The results of a Monster.com poll revealed that more than three quarters of the workers who responded would vote their bosses out of their job. The poll results should be a wakeup call for all bosses.
Of the 2,411 responses, only 24 percent voted to keep their current boss. Twenty-five percent thought a colleague would make a better manager, 30 percent thought they could handle the job while 21 percent thought an outside candidate would do better.
Here are suggestions to bosses who suspect they would be booted out if their employees had their way.
Ask Your Employees Questions

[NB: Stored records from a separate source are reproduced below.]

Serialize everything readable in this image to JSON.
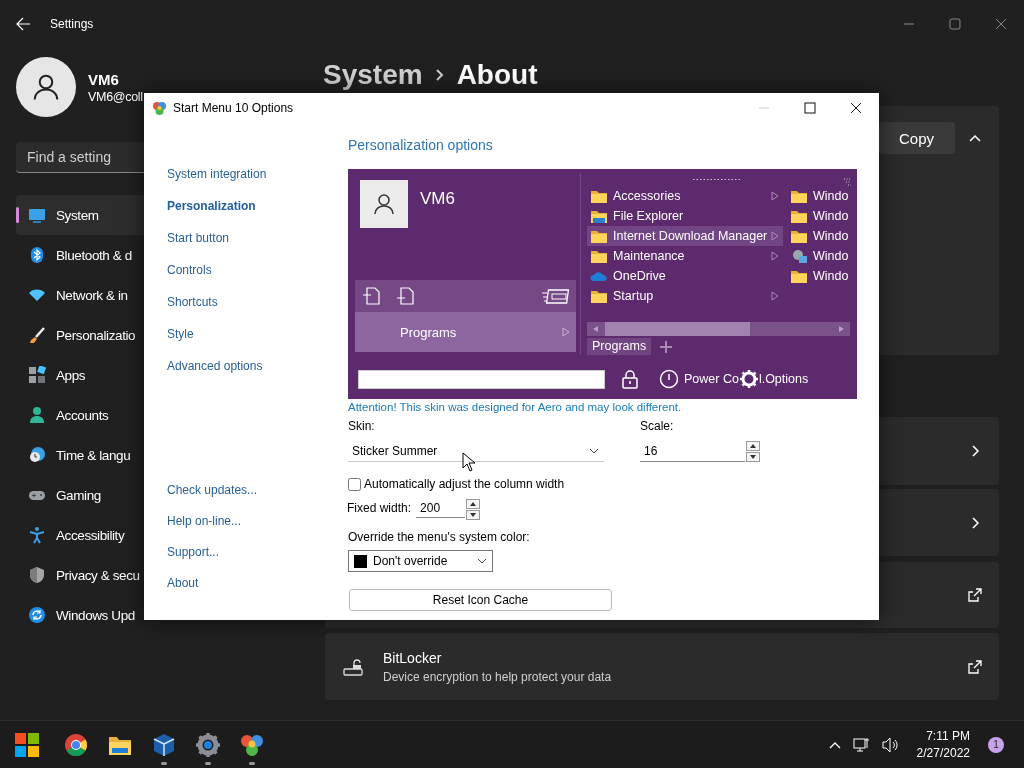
{
  "settings": {
    "title": "Settings",
    "user": {
      "name": "VM6",
      "email": "VM6@coll"
    },
    "search": {
      "placeholder": "Find a setting"
    },
    "nav": [
      {
        "label": "System",
        "selected": true
      },
      {
        "label": "Bluetooth & d",
        "selected": false
      },
      {
        "label": "Network & in",
        "selected": false
      },
      {
        "label": "Personalizatio",
        "selected": false
      },
      {
        "label": "Apps",
        "selected": false
      },
      {
        "label": "Accounts",
        "selected": false
      },
      {
        "label": "Time & langu",
        "selected": false
      },
      {
        "label": "Gaming",
        "selected": false
      },
      {
        "label": "Accessibility",
        "selected": false
      },
      {
        "label": "Privacy & secu",
        "selected": false
      },
      {
        "label": "Windows Upd",
        "selected": false
      }
    ],
    "breadcrumb": [
      "System",
      "About"
    ],
    "cards": [
      {
        "kind": "expander",
        "expanded": true,
        "button": "Copy"
      },
      {
        "kind": "navigation"
      },
      {
        "kind": "navigation"
      },
      {
        "kind": "external"
      },
      {
        "kind": "external",
        "title": "BitLocker",
        "subtitle": "Device encryption to help protect your data"
      }
    ]
  },
  "dialog": {
    "title": "Start Menu 10 Options",
    "nav": [
      {
        "label": "System integration",
        "selected": false
      },
      {
        "label": "Personalization",
        "selected": true
      },
      {
        "label": "Start button",
        "selected": false
      },
      {
        "label": "Controls",
        "selected": false
      },
      {
        "label": "Shortcuts",
        "selected": false
      },
      {
        "label": "Style",
        "selected": false
      },
      {
        "label": "Advanced options",
        "selected": false
      }
    ],
    "nav_footer": [
      "Check updates...",
      "Help on-line...",
      "Support...",
      "About"
    ],
    "heading": "Personalization options",
    "preview": {
      "user": "VM6",
      "programs_button": "Programs",
      "menu_items": [
        {
          "label": "Accessories",
          "submenu": true,
          "selected": false
        },
        {
          "label": "File Explorer",
          "submenu": false,
          "selected": false
        },
        {
          "label": "Internet Download Manager",
          "submenu": true,
          "selected": true
        },
        {
          "label": "Maintenance",
          "submenu": true,
          "selected": false
        },
        {
          "label": "OneDrive",
          "submenu": false,
          "selected": false
        },
        {
          "label": "Startup",
          "submenu": true,
          "selected": false
        }
      ],
      "column_2": [
        "Windo",
        "Windo",
        "Windo",
        "Windo",
        "Windo"
      ],
      "tab": "Programs",
      "power_label": "Power Co",
      "options_label": "l.Options"
    },
    "notice": "Attention! This skin was designed for Aero and may look different.",
    "skin": {
      "label": "Skin:",
      "value": "Sticker Summer"
    },
    "scale": {
      "label": "Scale:",
      "value": "16"
    },
    "auto_width": {
      "label": "Automatically adjust the column width",
      "checked": false
    },
    "fixed_width": {
      "label": "Fixed width:",
      "value": "200"
    },
    "override_color": {
      "label": "Override the menu's system color:",
      "value": "Don't override"
    },
    "reset_button": "Reset Icon Cache"
  },
  "taskbar": {
    "apps": [
      {
        "running": false
      },
      {
        "running": false
      },
      {
        "running": false
      },
      {
        "running": true
      },
      {
        "running": true
      },
      {
        "running": true
      }
    ],
    "time": "7:11 PM",
    "date": "2/27/2022",
    "notifications": "1"
  }
}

Show that you value your employees’ input by asking them questions. Invite employee feedback, engage them in an open dialogue. Most employees want to contribute to how their jobs can be done more effectively. Make it easy and rewarding for them to do so.
It’s not enough to just ask employees questions. Employees, especially now, expect their ideas to be valued. They expect to have a say in how things are done in their jobs, and to be involved in the decisions that affect them. Companies must be open to employee ideas, ask employees what they believe they need to best do their jobs, and, most importantly, be responsive to employee input.
Don’t Punish Good Employees for Their Excellence
Managers will often load a particularly effective employee with more and more work just because–they’re good. Not only is that unfair, but you may very well break an otherwise dynamite employee.
The poll is an indication that there are lots of workers who don’t think their bosses are qualified for their positions or aren’t doing a good job. While lighthearted in some respects, bosses should take the results seriously. It means that many workers do not respect their bosses. Without respect, comes all sorts of worker-related problems: underachievement, low morale, increased employee turnover, reduced productivity and lots of office grumbling.
For Monster.com poll results: http://bit.ly/Wy4Cck.